Here are some other tips that White suggests for successfully communicating with your virtual workforce:
One key part of communication is carving out connection time. This can be difficult when your employees or contractors are “out of sight.” To ensure they aren’t “out of mind” as well, Diane Gayeski, PhD, dean of the Roy H Park School of Communications at Ithaca College, recommends giving them significant face time as part of their on-boarding process.
Once they are up and running, Gayeski suggests keeping the connection open by having Skype run in the background on your computer and phone when you’re available. “Encourage remote workers to ‘drop in’ to talk to you on Skype like they would if they saw your office door open,” she says. “Don’t only have formal conversations.” Gayeski adds that video chats like Skype or Google Hangouts help both managers and employees to read each other’s body language and avoid multitasking while talking.
When connecting with remote staff and independent contractors, also be sensitive to time differences. “Don’t always schedule calls and meetings at the convenience of the head office,” says Gayeski. “Spend time at their location several times a year, and shadow them if possible.”
In addition to making sure that you and other key staff members connect with the remote workers in your group, White also recommends connecting them with other virtual employees and telecommuters. “This will ensure that they have someone besides you to talk to and ask questions.”
Show and Demand Commitment

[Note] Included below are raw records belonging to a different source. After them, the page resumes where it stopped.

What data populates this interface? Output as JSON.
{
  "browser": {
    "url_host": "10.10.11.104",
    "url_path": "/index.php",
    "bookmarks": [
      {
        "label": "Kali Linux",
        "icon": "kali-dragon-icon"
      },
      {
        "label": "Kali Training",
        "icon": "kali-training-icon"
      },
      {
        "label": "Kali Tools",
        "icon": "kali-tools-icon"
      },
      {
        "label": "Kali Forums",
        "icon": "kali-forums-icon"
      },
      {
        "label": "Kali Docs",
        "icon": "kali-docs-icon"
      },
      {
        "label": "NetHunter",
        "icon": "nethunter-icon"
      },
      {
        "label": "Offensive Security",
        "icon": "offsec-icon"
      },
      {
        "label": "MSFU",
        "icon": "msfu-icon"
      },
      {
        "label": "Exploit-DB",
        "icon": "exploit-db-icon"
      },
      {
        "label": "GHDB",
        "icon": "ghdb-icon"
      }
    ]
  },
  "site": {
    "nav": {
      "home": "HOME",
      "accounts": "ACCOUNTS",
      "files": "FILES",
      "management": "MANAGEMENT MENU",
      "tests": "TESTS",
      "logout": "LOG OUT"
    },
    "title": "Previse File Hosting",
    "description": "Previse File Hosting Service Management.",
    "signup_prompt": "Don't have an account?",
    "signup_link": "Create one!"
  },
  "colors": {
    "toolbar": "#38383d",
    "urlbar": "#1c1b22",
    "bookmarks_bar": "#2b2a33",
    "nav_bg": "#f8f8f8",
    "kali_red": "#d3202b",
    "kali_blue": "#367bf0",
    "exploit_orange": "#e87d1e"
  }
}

Positive communication and connection can only occur in an environment of trust and respect that leads to ongoing commitment. Again, this needs to flow both ways—from the supervisor to employees, and back again.

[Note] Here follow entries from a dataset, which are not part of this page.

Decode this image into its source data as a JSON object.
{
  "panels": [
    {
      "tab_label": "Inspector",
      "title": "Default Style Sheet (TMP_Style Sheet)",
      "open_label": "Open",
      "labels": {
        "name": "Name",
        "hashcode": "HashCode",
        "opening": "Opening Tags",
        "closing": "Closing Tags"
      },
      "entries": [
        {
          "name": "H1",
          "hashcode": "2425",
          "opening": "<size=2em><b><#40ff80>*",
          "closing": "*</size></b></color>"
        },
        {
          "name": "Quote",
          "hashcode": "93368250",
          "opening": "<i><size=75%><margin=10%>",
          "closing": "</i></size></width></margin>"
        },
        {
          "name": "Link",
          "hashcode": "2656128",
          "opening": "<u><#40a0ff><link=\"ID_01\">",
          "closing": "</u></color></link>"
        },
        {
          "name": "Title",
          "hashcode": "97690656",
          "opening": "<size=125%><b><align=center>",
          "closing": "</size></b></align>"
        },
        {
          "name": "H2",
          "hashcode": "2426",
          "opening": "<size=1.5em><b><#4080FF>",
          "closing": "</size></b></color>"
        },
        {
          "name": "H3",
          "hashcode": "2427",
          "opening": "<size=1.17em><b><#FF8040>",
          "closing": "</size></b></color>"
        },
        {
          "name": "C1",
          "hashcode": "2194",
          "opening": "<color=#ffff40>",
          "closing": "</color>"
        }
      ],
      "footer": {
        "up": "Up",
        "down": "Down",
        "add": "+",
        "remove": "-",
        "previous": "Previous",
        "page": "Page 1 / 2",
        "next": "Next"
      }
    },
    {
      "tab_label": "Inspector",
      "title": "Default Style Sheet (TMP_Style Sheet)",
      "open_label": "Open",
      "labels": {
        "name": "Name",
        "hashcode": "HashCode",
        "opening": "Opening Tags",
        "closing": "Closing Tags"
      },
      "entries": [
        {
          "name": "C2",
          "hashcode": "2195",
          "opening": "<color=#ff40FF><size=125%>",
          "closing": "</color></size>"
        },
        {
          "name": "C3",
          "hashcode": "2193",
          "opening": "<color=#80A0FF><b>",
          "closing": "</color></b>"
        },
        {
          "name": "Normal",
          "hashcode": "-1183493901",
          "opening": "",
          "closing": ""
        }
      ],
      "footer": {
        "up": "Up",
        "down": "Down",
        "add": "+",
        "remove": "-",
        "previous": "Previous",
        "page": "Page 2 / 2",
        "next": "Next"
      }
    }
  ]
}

Lawrence Polsky, managing partner at PeopleNRG.com, notes that not everyone is cut out to work virtually. Some may lack the skills or maturity to succeed with a remote arrangement. If you’ve been struggling to achieve flow with the first two “C’s,” you may need to consider whether your virtual employee is right for the job.
“Average employees don’t cut it virtually,” says Polsky. “The lesson for every leader is this: the same person who can get work done with you down the hall may not be able to succeed virtually. You need to step up your expectations—and sometimes your hiring—to get the right people to succeed in a virtual team.”

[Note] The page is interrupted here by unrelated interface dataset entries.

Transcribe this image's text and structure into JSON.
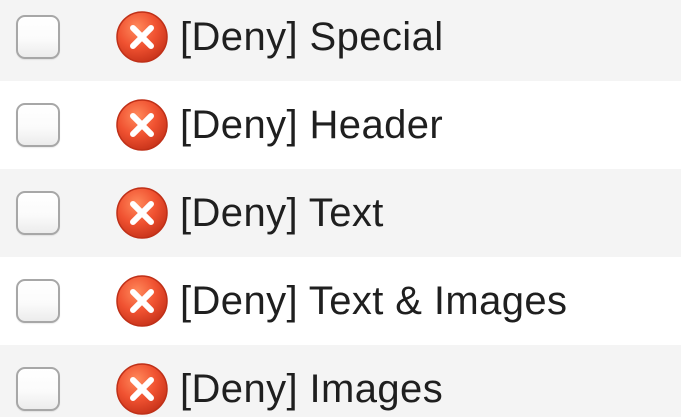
{
  "permissions": {
    "items": [
      {
        "label": "[Deny] Special",
        "checked": false,
        "status_icon": "deny-x-icon"
      },
      {
        "label": "[Deny] Header",
        "checked": false,
        "status_icon": "deny-x-icon"
      },
      {
        "label": "[Deny] Text",
        "checked": false,
        "status_icon": "deny-x-icon"
      },
      {
        "label": "[Deny] Text & Images",
        "checked": false,
        "status_icon": "deny-x-icon"
      },
      {
        "label": "[Deny] Images",
        "checked": false,
        "status_icon": "deny-x-icon"
      }
    ]
  },
  "colors": {
    "deny_icon": "#e8462a",
    "row_alt": "#f4f4f4",
    "text": "#1f1f1f"
  }
}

By the same token, it makes sense to evaluate your own abilities as a virtual leader. The problem may lie with your techniques rather than your remote team’s abilities. Revisit the tactics suggested in the two “C’s” above—communication and commitment—and ensure that you’re doing everything you can to ensure your remote workers will be successful.
Once you’ve confirmed the commitment of your virtual staff as well as your own, remember to take the time to show it. Ashley Horton, vice-president and national events director for The Anthem Group, which operates in a virtual work environment, finds it important to connect with employees on a personal level. As someone who has worked remotely over the years herself, Horton specifically gives her virtual team advice on what techniques have worked for her.
“Individuals not used to working from home may have a tough time adjusting,” says Horton. “So if upper-level management is able to facilitate the process, it makes it easier for everyone and increases overall productivity of the company.”